Their captivating shape and colour made me feel I was in the middle of the movie The Wizard of Oz (1939 version – see here). Not sure if you agree, but the energy was very similar to the fake (and wonderful) decor the movie displays when within Oz.
About Sonchus Acaulis
Known as ‘Cerraja canaria’ o ‘Cerrajón de monte’, the plant belongs to the group of shrubs and has very short woody stems. The leaves show acute foliar lobes which display as large rosettes, sometimes going up to 1m in diameter.
Acualis: comes from the greek ‘akaulos‘ which means ‘without stem’. It can reach a height of 60cm, 1.20m in bloom. It can be woody at the base, the leaves grow in rosette and are elongated, lobed with dented edges as well as a pointed apex. The colour of the leaves is of an intense green. The leaves are long and lobulated, with dented edges.
In terms of medicinal properties this plant has traditionally been used as a digestive, diuretic and depurative. The leaves have also been used as poultice to heal infected wounds (source).
Sonchus Congestus: the Giant Dandelion
Here’s what Wikipedia says about Sonchus congestus: “Sonchus congestus is a shrub up to 1 m (3.3 ft) tall. The leaves form a rosette at the ends of the stems. The leaves are relatively smooth (subglabrous), and have triangular to rounded lobes along their length.
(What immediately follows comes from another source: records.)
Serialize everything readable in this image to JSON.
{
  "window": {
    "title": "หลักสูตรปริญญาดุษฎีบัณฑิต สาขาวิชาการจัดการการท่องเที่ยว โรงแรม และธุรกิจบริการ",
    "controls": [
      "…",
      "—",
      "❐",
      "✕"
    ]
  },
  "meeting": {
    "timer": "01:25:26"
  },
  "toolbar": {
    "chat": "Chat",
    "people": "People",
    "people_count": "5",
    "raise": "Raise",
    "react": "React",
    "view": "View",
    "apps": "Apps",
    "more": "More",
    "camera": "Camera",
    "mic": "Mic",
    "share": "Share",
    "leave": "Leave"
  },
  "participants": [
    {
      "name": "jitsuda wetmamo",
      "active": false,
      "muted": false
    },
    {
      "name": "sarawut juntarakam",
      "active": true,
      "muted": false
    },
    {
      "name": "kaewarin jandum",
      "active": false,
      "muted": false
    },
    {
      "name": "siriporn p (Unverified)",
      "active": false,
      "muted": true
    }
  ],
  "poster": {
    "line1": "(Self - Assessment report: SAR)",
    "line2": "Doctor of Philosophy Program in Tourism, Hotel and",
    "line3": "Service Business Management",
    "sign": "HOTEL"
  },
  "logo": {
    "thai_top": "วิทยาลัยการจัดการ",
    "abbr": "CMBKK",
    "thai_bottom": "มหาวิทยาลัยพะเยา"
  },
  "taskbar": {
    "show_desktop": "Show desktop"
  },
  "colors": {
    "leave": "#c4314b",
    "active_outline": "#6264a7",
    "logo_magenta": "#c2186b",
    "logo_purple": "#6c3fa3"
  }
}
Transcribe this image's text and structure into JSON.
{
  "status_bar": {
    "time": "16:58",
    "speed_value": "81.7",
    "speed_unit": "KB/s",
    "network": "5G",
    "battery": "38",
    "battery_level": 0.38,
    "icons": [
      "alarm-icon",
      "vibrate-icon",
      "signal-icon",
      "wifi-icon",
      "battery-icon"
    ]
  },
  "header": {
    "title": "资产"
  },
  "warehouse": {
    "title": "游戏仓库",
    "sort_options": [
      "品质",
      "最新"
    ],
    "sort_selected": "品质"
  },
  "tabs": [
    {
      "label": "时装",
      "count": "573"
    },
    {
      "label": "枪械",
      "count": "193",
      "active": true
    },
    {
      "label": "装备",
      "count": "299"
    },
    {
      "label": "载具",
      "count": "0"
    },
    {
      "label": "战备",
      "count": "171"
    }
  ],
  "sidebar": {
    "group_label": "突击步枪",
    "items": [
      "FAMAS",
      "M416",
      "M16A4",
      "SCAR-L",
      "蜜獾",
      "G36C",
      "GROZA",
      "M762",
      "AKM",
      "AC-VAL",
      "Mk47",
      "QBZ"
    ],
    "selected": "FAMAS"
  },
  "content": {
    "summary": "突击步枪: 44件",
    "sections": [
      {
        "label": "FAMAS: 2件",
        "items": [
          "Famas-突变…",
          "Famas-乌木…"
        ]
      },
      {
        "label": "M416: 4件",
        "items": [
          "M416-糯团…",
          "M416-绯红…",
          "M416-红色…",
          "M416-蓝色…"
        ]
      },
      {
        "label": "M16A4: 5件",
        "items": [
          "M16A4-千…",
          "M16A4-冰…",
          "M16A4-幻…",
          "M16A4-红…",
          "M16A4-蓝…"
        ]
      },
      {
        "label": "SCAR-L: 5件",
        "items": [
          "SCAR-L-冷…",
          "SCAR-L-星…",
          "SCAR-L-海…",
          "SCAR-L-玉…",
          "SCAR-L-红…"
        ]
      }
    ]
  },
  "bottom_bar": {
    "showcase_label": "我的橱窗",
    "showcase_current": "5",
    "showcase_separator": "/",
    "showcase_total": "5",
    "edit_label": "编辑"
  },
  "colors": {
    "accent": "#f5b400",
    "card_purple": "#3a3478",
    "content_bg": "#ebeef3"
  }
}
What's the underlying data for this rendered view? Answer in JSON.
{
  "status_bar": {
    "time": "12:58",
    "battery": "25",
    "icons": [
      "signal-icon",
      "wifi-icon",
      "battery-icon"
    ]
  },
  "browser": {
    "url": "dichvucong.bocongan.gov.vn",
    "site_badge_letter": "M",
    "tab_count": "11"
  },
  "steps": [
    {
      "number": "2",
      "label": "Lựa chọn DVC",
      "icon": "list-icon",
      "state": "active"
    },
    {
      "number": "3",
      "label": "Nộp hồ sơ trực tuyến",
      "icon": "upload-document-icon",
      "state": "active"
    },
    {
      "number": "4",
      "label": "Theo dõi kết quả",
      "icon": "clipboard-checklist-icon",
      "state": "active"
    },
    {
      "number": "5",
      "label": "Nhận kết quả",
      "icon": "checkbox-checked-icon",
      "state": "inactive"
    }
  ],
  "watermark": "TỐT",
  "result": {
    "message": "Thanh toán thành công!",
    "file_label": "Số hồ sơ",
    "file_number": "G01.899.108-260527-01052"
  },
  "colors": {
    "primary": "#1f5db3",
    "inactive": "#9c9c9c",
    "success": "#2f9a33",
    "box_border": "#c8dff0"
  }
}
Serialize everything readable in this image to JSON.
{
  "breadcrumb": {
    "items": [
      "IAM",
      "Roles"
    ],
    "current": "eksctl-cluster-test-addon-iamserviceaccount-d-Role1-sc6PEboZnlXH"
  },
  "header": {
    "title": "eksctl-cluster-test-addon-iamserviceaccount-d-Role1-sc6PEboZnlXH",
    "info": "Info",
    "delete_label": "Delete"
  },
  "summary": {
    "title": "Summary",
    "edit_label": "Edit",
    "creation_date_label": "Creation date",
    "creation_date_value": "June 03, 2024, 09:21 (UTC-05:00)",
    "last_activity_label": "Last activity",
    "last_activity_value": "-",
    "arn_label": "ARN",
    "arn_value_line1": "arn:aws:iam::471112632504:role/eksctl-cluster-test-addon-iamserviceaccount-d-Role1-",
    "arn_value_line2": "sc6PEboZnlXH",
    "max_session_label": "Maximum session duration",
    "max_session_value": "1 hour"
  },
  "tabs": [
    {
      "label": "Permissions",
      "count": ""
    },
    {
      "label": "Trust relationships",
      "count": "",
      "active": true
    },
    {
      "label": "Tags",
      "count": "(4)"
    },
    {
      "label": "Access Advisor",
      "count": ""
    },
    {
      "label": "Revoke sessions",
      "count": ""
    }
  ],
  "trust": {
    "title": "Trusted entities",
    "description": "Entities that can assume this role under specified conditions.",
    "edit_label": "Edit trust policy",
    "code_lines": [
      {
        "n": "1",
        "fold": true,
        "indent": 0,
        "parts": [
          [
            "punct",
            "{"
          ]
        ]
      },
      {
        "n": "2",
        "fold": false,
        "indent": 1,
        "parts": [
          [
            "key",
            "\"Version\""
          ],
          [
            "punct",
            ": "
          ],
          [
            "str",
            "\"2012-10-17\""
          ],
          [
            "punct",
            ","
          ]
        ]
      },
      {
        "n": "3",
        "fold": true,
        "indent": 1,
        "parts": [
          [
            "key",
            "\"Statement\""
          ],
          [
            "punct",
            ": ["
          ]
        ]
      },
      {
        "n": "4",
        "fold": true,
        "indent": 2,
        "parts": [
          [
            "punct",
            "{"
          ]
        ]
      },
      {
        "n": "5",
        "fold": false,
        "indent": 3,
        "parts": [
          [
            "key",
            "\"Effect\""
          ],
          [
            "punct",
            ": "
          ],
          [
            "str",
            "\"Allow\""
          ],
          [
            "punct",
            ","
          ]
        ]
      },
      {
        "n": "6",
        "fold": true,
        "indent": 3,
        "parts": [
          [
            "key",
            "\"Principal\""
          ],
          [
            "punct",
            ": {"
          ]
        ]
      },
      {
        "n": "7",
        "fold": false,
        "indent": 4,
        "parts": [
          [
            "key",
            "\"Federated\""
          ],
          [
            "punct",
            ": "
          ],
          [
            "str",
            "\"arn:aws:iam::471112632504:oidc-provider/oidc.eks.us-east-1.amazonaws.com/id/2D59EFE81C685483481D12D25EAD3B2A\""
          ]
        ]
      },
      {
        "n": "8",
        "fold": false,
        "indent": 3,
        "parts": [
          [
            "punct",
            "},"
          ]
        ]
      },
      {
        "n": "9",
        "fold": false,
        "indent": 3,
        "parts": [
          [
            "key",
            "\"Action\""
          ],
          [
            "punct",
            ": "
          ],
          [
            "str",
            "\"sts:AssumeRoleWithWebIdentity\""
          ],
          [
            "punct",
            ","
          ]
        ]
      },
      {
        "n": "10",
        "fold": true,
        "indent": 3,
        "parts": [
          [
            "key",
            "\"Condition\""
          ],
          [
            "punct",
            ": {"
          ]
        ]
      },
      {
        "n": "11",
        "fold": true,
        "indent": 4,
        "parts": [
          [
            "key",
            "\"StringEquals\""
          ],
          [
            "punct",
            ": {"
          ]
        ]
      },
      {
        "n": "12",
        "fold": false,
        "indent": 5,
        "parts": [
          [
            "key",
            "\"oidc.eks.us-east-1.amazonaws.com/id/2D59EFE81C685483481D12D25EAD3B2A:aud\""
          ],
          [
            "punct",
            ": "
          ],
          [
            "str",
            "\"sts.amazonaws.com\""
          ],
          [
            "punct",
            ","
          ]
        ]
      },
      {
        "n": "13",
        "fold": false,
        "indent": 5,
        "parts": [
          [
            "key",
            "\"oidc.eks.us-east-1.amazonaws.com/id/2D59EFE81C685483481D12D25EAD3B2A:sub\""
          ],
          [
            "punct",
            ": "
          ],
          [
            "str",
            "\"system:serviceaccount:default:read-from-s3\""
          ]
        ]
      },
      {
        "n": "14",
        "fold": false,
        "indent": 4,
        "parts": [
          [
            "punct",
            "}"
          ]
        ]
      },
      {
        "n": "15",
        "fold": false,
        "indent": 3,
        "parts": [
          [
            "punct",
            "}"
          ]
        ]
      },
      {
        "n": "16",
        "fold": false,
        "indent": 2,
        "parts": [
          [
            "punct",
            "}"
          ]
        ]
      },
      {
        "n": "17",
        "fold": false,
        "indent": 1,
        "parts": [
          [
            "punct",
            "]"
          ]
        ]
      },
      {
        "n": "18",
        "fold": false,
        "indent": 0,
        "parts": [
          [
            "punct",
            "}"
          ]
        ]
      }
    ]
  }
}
The flower heads are large, up to 4–5 cm (1.6–2.0 in) acrross.” (Source).
At the time of taking the photos Sonchus acaulis was in full bloom while Sonchus congestus (the giant dandelion) wasn’t. I’m sure it won’t be long til I see those beautiful golden flowers, being warm here we live in a spring-summer type of weather the whole year around.
If you think they both look quite similar, look at the difference with the leaves below (first photo is Sonchus congestus while the one below is Sonchus acaulis):
I’ve noticed that Sonchus acaulis (dented leaf) sems to grow in ‘wetter’ areas (La Esperanza, La Laguna) while Sonchus congestus (rounder dentation on leaf) seems to grow more along the coastal area, but I could be wrong (this is what I’ve noticed). Also while Sonchus acaulis is in full bloom across all of Tenerife North, Sonchus congestus is not.
Learning About Endemic Species
As I learn more about herbs, plants in general and herbal remedies I also learn about what grows around me. This is very important because I believe everyone should make the most of what they have around them as, at the end of the day, we’re also ‘moving’ plants and there’s no separation between them and us.
Some of the below are mostly Spanish sites but you can use Google Translate if you’re interested in their content or translate the page if given the opportunity by your browser.
– Riomoros.com on Sonchus acaulis
– Flora de Canarias on Sonchus acaulis
– Wikipedia on Sonchus acaulis
– Gobierno de Canarias on Sonchus congestus (Canary Island Government Page)
– Flora de Canarias on Sonchus congestus
– Wikipedia on Sonchus congestus
– Best Dandelion Root Tea Bags (I recommend a raw version and a roasted version)
– Dandelion Benefits, Uses & Properties